In Joseph Beuys’ performance “I Like America And America Likes me” took place in 1974 at the Soho art gallery of René Block. Over several days Beuys spent eight hours a day in the sole company of a coyote. Beuys chose to spent time with it, because it is seen as a sacred animal by Native Americans and subsequently it also became a symbol for their struggles as well as their deep connection to the continent. During his stay in the United States Beuys steered clear of making any connection to modern life America: On arriving he was immediately transported to the gallery, packed in felt and therefore carefully insulated form any outside impressions. Immediately after the performance he was transported back to the airport in the same manner to leave America. His whole experience of “America” was to be reduced to the iconic animal of the natives. While the coyote at first was vary of its human cellmate, in course of the performance it started to form a connection to the artist and Beuys was even able to hug it shortly before leaving.

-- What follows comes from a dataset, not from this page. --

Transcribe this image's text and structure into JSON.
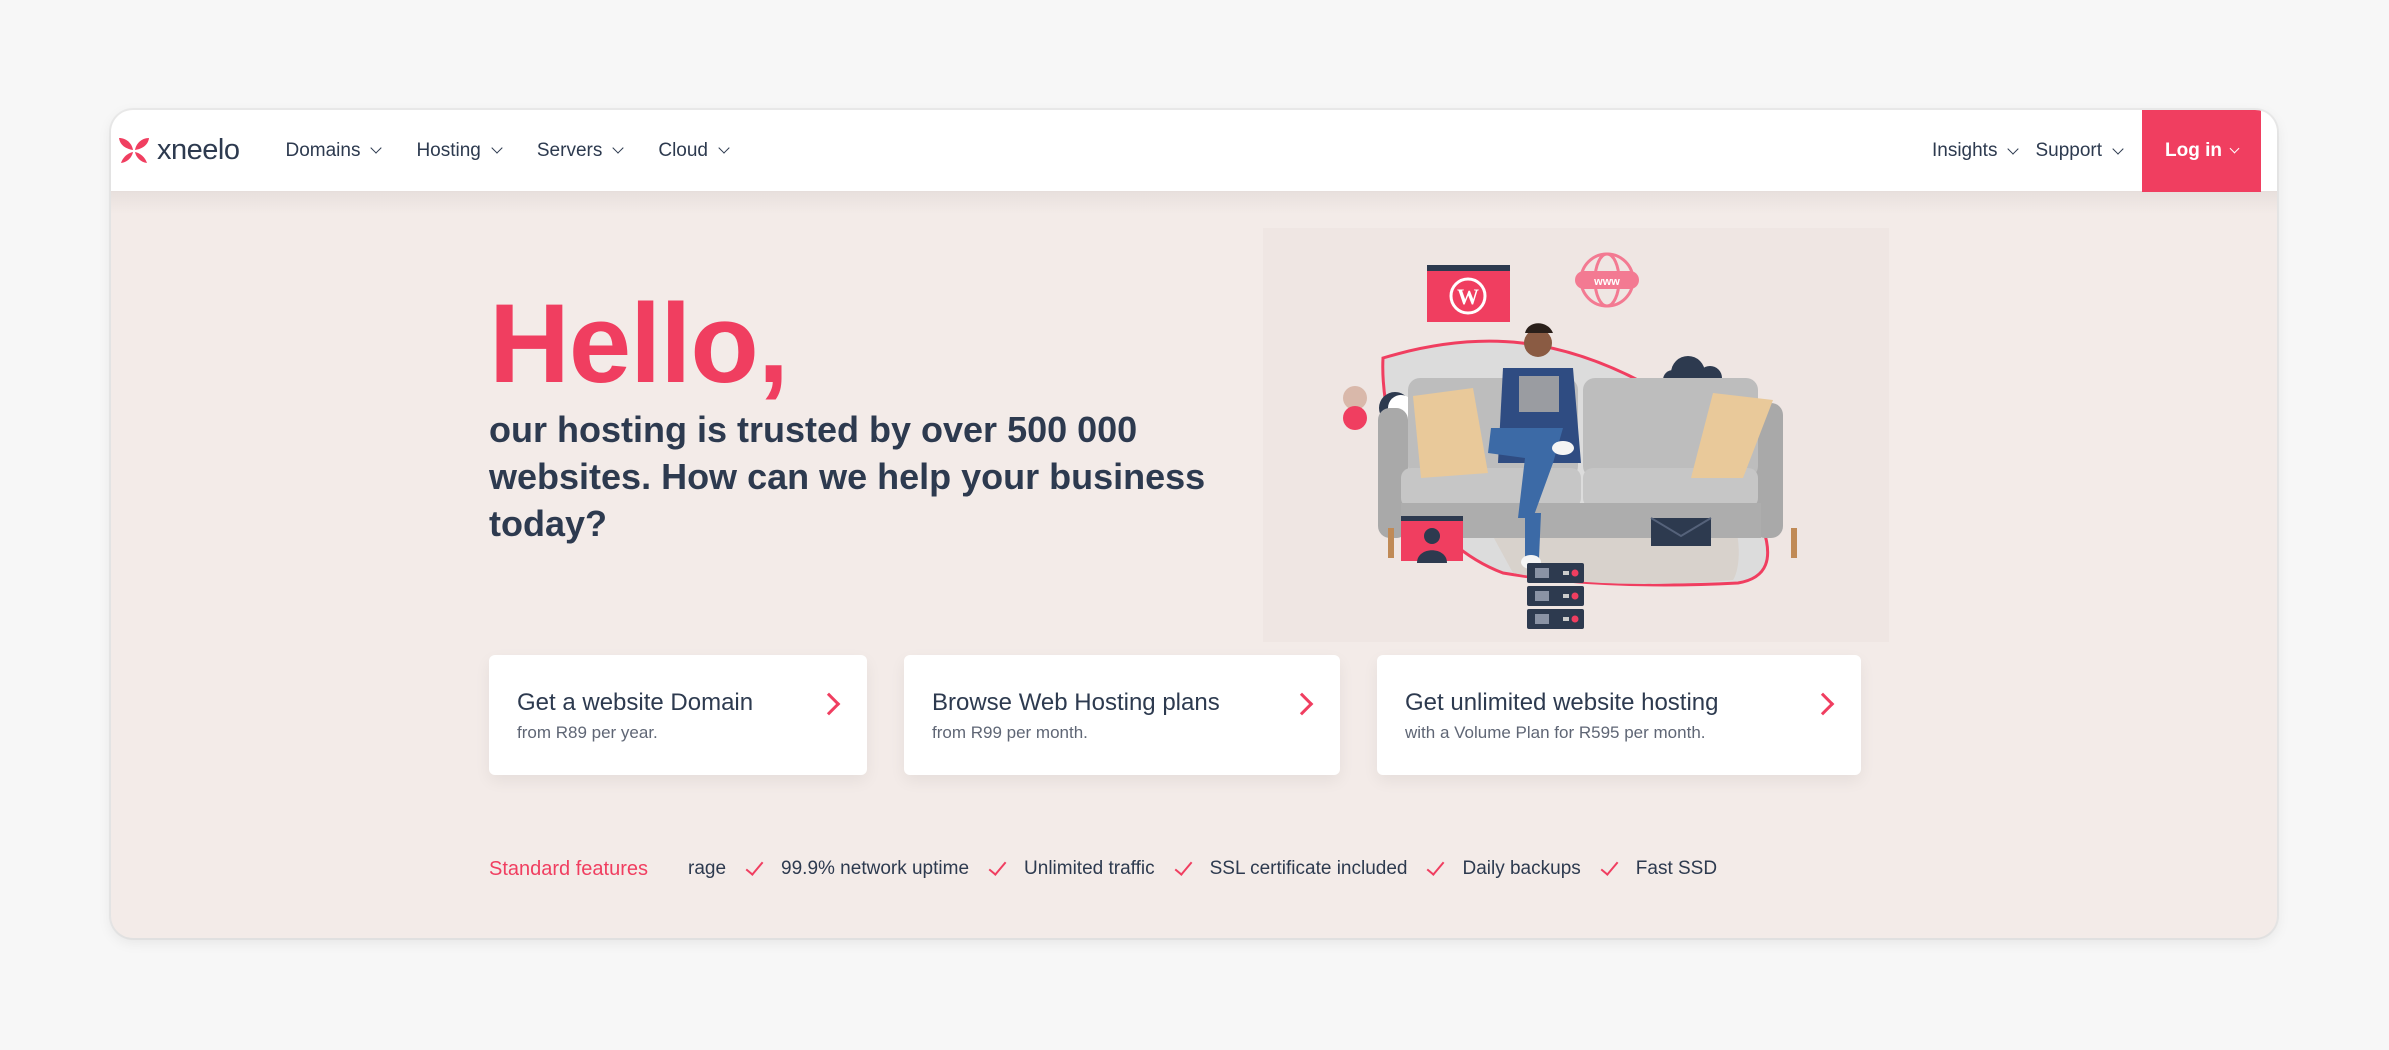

The performance in itself was a powerful piece on the possibilities and impossibilities of communication across the boundaries of race, species and heritage. While no communication in the traditional sense or in the sense of imitating the ‘other’ actually took place, Beuys was able to establish a connection to the coyote based on their mutual experience alone. This is an experience we humans learned about from Beuys and as fellow humans were able to empathize, nonetheless it holds true, that probably only the coyote will ever understand what it feels like to a coyote to be trapped in a room with Joseph Beuys. Whether the experience was as spiritual for the coyote as it was for its human companion will remain a mystery, as will the struggles and experiences of the Native Americans in regard to their continent.